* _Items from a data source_
^^^^

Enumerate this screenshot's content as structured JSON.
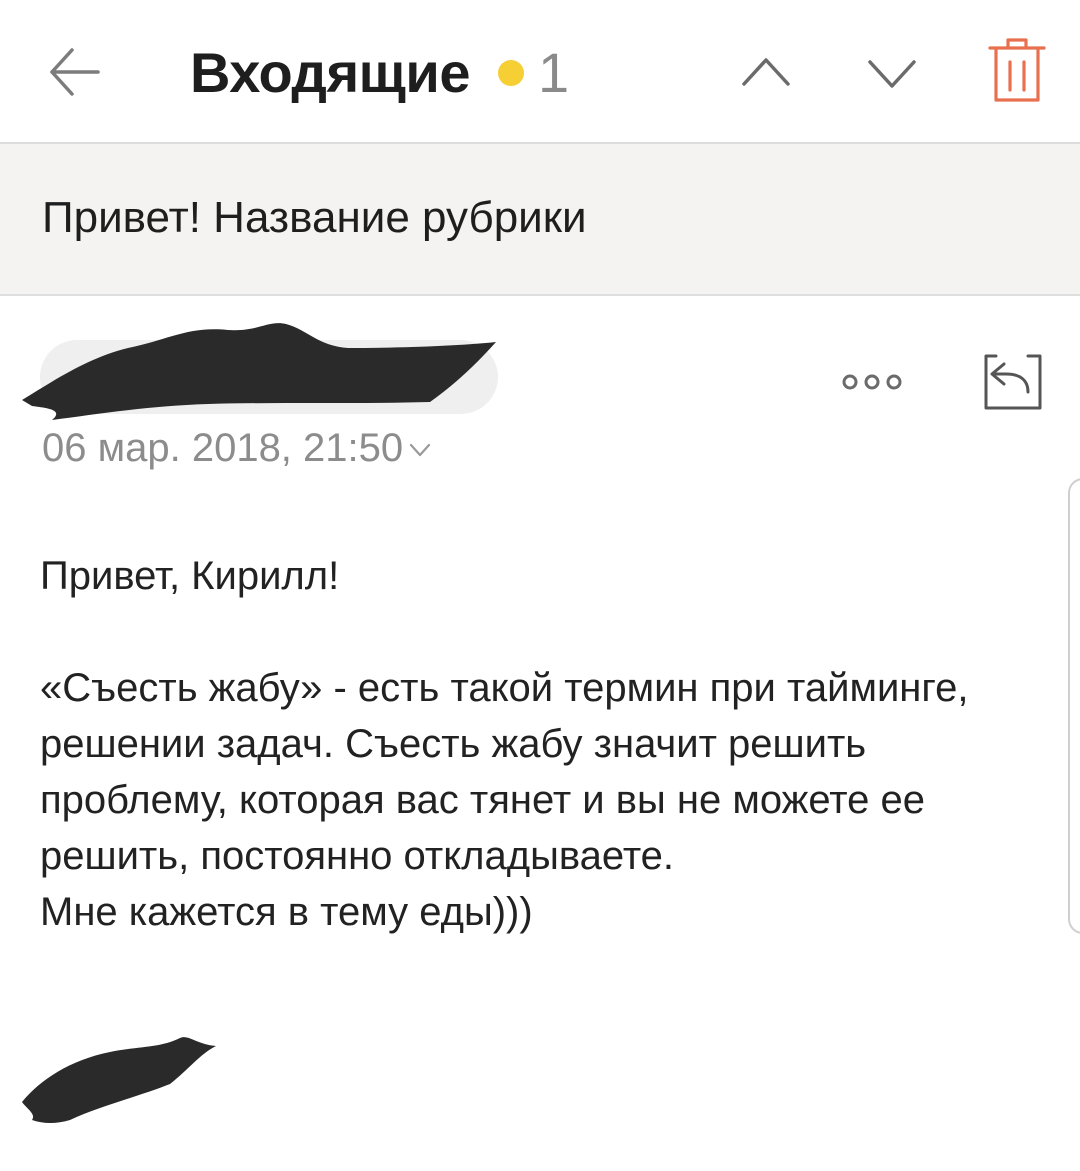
{
  "toolbar": {
    "back_icon": "arrow-left-icon",
    "folder_title": "Входящие",
    "unread_count": "1",
    "prev_icon": "chevron-up-icon",
    "next_icon": "chevron-down-icon",
    "delete_icon": "trash-icon"
  },
  "message": {
    "subject": "Привет! Название рубрики",
    "date": "06 мар. 2018, 21:50",
    "greeting": "Привет, Кирилл!",
    "paragraph_lines": [
      "«Съесть жабу» - есть такой термин при тайминге,",
      "решении задач. Съесть жабу значит решить",
      "проблему, которая вас тянет и вы не можете ее",
      "решить, постоянно откладываете."
    ],
    "closing": "Мне кажется в тему еды)))",
    "more_icon": "more-dots-icon",
    "reply_icon": "reply-icon"
  },
  "colors": {
    "unread_dot": "#f5cf33",
    "delete_icon": "#e8704f",
    "subject_band": "#f4f3f2",
    "redaction": "#2a2a2a"
  }
}
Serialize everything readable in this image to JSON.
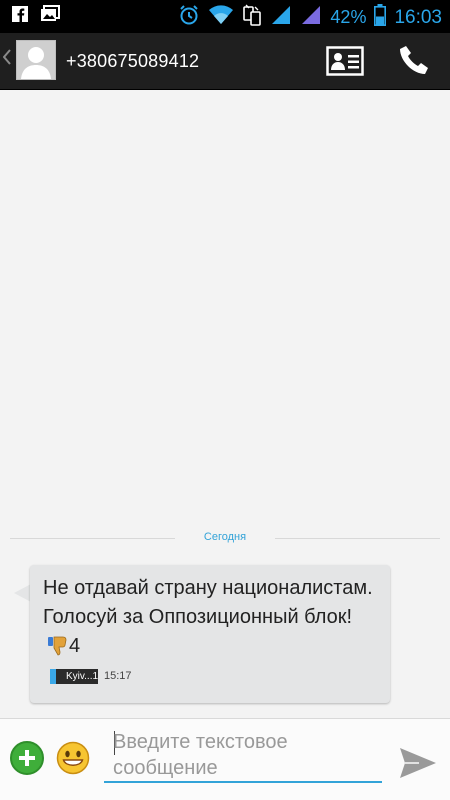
{
  "status_bar": {
    "battery_percent": "42%",
    "time": "16:03"
  },
  "header": {
    "contact": "+380675089412"
  },
  "conversation": {
    "date_separator": "Сегодня",
    "messages": [
      {
        "text": "Не отдавай страну националистам. Голосуй за Оппозиционный блок!",
        "count": "4",
        "sim": "Kyiv...1",
        "time": "15:17"
      }
    ]
  },
  "composer": {
    "placeholder": "Введите текстовое сообщение"
  },
  "colors": {
    "accent": "#33a3d8",
    "status_icons": "#2aa6ea",
    "add_button": "#3fae3a"
  }
}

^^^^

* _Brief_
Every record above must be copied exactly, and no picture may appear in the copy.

* _Problem solution_
Enumerate this screenshot's content as structured JSON.
{
  "toolbar": {
    "back_icon": "arrow-left-icon",
    "folder_title": "Входящие",
    "unread_count": "1",
    "prev_icon": "chevron-up-icon",
    "next_icon": "chevron-down-icon",
    "delete_icon": "trash-icon"
  },
  "message": {
    "subject": "Привет! Название рубрики",
    "date": "06 мар. 2018, 21:50",
    "greeting": "Привет, Кирилл!",
    "paragraph_lines": [
      "«Съесть жабу» - есть такой термин при тайминге,",
      "решении задач. Съесть жабу значит решить",
      "проблему, которая вас тянет и вы не можете ее",
      "решить, постоянно откладываете."
    ],
    "closing": "Мне кажется в тему еды)))",
    "more_icon": "more-dots-icon",
    "reply_icon": "reply-icon"
  },
  "colors": {
    "unread_dot": "#f5cf33",
    "delete_icon": "#e8704f",
    "subject_band": "#f4f3f2",
    "redaction": "#2a2a2a"
  }
}
Serialize everything readable in this image to JSON.
{
  "status_bar": {
    "battery_percent": "42%",
    "time": "16:03"
  },
  "header": {
    "contact": "+380675089412"
  },
  "conversation": {
    "date_separator": "Сегодня",
    "messages": [
      {
        "text": "Не отдавай страну националистам. Голосуй за Оппозиционный блок!",
        "count": "4",
        "sim": "Kyiv...1",
        "time": "15:17"
      }
    ]
  },
  "composer": {
    "placeholder": "Введите текстовое сообщение"
  },
  "colors": {
    "accent": "#33a3d8",
    "status_icons": "#2aa6ea",
    "add_button": "#3fae3a"
  }
}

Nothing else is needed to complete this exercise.